Password Security and Management Guidelines

Making and remembering long, complicated passwords is hard for many individuals, and it is made even more difficult because of the need to make passwords to protect several accounts – A study by NordPass advises the average person has about 100 passwords. A lot of individuals struggle to create and recall multiple strong and unique passwords, therefore with a lot of accounts to keep safe it is not surprising that people are cutting corners, nevertheless, those password management solutions make password security weak.

It is usual for users to not make unique passwords and utilize the same password for several accounts, however when one password is compromised, either by means of brute force tactics, a phishing scam, or another method, all other accounts that utilize that password are in danger. Altering passwords a bit by including a number or substituting characters for various accounts isn’t much more secure, and will leave accounts vulnerable to brute force attacks, and recording passwords is in no way a good strategy.

Numerous companies have applied minimum complexity criteria for passwords, demanding a minimum password length and structure requirements, yet it is typical for workers to take shortcuts to make passwords simpler to remember. It is possible to create a password that satisfies minimum complexity specifications however is still very weak.

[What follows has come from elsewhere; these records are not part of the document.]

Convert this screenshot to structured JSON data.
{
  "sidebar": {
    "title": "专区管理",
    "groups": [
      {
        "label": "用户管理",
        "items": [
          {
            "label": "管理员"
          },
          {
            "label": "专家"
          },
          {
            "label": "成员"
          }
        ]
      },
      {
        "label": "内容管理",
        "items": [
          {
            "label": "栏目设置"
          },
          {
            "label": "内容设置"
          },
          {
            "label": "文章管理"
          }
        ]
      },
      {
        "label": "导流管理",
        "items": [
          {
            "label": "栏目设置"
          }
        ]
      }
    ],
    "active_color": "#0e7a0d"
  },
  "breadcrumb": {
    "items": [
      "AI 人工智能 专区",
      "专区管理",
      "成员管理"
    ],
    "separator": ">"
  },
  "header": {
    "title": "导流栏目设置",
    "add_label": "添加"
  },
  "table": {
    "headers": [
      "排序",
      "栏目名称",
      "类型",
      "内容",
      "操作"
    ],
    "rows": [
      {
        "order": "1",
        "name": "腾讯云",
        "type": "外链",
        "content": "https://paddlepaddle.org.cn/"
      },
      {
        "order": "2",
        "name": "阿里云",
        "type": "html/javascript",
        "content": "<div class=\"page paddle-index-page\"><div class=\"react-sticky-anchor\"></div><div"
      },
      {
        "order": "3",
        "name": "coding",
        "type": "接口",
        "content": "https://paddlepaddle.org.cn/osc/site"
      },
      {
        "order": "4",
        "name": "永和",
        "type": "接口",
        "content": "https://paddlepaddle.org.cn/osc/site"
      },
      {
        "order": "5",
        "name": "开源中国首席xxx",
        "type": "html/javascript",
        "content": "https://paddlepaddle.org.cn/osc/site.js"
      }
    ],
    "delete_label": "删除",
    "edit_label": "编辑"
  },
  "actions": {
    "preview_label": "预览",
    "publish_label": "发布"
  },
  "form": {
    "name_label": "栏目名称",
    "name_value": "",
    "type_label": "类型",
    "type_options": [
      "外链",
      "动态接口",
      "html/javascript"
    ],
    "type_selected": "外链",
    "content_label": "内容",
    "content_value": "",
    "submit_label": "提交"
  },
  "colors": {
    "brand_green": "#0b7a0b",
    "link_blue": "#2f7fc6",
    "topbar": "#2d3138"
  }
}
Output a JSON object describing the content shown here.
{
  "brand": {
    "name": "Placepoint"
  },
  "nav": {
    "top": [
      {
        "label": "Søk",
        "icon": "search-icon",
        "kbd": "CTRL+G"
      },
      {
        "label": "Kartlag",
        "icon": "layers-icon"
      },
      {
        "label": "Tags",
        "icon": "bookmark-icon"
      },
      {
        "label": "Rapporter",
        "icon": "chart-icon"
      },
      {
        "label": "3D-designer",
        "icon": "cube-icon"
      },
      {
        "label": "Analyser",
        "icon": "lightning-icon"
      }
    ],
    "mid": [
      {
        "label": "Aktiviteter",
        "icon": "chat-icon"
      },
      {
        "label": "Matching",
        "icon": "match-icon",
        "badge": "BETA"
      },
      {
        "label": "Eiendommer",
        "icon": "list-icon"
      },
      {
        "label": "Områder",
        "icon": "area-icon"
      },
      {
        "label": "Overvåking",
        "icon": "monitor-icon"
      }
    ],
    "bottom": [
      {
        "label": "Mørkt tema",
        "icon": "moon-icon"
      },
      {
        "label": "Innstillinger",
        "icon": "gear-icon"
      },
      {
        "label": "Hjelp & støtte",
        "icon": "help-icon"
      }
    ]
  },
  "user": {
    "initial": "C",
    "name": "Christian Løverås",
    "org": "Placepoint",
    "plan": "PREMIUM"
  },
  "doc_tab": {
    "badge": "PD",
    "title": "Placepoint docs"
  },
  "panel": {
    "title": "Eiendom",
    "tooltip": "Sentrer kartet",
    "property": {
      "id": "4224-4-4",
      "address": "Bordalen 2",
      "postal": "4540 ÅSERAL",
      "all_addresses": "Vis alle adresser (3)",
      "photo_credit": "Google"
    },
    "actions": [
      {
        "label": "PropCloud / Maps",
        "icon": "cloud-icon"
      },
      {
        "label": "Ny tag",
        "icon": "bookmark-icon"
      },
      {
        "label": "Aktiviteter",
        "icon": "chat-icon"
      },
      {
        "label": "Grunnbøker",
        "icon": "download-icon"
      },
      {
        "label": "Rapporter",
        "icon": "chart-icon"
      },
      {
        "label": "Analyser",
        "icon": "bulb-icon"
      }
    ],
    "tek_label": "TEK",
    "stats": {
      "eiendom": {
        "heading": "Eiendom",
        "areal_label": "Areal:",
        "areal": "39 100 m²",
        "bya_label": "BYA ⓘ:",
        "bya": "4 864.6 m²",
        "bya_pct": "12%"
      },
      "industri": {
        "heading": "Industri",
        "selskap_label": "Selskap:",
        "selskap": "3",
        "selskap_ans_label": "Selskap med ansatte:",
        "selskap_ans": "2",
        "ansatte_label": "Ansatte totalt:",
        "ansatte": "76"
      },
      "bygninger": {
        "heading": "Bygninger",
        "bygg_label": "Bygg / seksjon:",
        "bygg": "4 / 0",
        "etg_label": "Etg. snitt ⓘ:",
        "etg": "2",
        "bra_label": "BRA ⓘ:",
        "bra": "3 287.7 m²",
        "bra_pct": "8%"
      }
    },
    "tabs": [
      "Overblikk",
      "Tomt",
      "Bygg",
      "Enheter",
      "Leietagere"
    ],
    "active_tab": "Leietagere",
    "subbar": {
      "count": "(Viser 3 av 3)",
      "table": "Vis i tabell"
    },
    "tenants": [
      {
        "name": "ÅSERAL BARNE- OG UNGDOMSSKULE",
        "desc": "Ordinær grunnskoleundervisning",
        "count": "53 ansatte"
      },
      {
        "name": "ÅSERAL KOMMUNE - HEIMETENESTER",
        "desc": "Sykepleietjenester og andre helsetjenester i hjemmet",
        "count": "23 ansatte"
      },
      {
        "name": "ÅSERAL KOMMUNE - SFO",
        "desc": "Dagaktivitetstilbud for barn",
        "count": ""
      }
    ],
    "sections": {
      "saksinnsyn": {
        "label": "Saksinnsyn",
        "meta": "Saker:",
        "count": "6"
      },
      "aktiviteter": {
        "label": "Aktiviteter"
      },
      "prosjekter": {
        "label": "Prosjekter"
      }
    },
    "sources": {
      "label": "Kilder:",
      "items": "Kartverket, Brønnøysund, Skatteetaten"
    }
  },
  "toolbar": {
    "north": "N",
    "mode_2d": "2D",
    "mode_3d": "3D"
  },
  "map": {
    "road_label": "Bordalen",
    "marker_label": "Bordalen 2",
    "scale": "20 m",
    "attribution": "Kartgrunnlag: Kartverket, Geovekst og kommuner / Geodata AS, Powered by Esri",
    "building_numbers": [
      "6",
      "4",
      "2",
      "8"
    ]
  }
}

Global Password Management Survey Reveals Weak Password Management Practices

The 2022 Global Password Management Survey carried out by Bitwarden, a password management solution provider, has shown the password habits of U.S. citizens. Although it is reassuring that 98% of Americans stated they were very or considerably familiar with password security guidelines, it is an issue that 31% have encountered a data breach in the past 18 months. That is most likely no surprise looking at the survey revealed that 85% of U.S. citizens reuse passwords on several websites.

60% state the average length of their password length is from 9 to 15 characters (the starting point for a safe password is now thought to be 14 characters) and 49% of the American people mentioned they count on their memory for managing passwords, which indicates that passwords may not be particularly strong. That is obviously not the best strategy since 24% of U.S. survey respondents mentioned they have to reset at least one password daily or a number of times a week. 32% log their passwords, 23% shop them in a document on their computer, and 20% save them in email accounts.

Just 30% employ a password manager, which is extensively regarded as the best tool for creating strong passwords and keeping them securely. Password managers have strong password generators that could be employed to make really random strings of characters for passwords that are resilient to brute force attacks and keep passwords within an encrypted vault.

In spite of password managers giving organizations a simple way to boost password security, merely 32% of Americans stated they need to use a password manager at work, even though 68% of Americans believe their company ought to offer a password manager for use in the office.

Tips for Password Safety and Management

World Password Day 2022 is the right time to evaluate password safety and do something to make sure that all accounts are correctly secured with strong and unique
passwords, and start adopting password recommendations:

  • Make sure to set a strong, unique password for all accounts
  • Utilize a mix of lower- and upper-case letters, numbers, and symbols in
    passwords
  • Make use of quick to recall passphrases instead of passwords, that have got a
    minimum of 14 characters
  • Never use passwords again on many accounts
  • Don’t use data in passwords that may be seen on social media profiles
    (date of birth, spouse or name of a pet, etc.) or is known to other people
  • Be sure 2-factor authentication is in place, particularly for accounts comprising
    sensitive data
  • Utilize a secure password generator to create random characters
  • Don’t use dictionary words and frequently used passwords
  • Make use of a password manager for making strong passwords and safe storage, and your password vault must have a long and complex passphrase.

 

About Christine Garcia 1310 Articles
Christine Garcia is the staff writer on Calculated HIPAA. Christine has several years experience in writing about healthcare sector issues with a focus on the compliance and cybersecurity issues. Christine has developed in-depth knowledge of HIPAA regulations. You can contact Christine at [email protected]. You can follow Christine on Twitter at https://twitter.com/ChrisCalHIPAA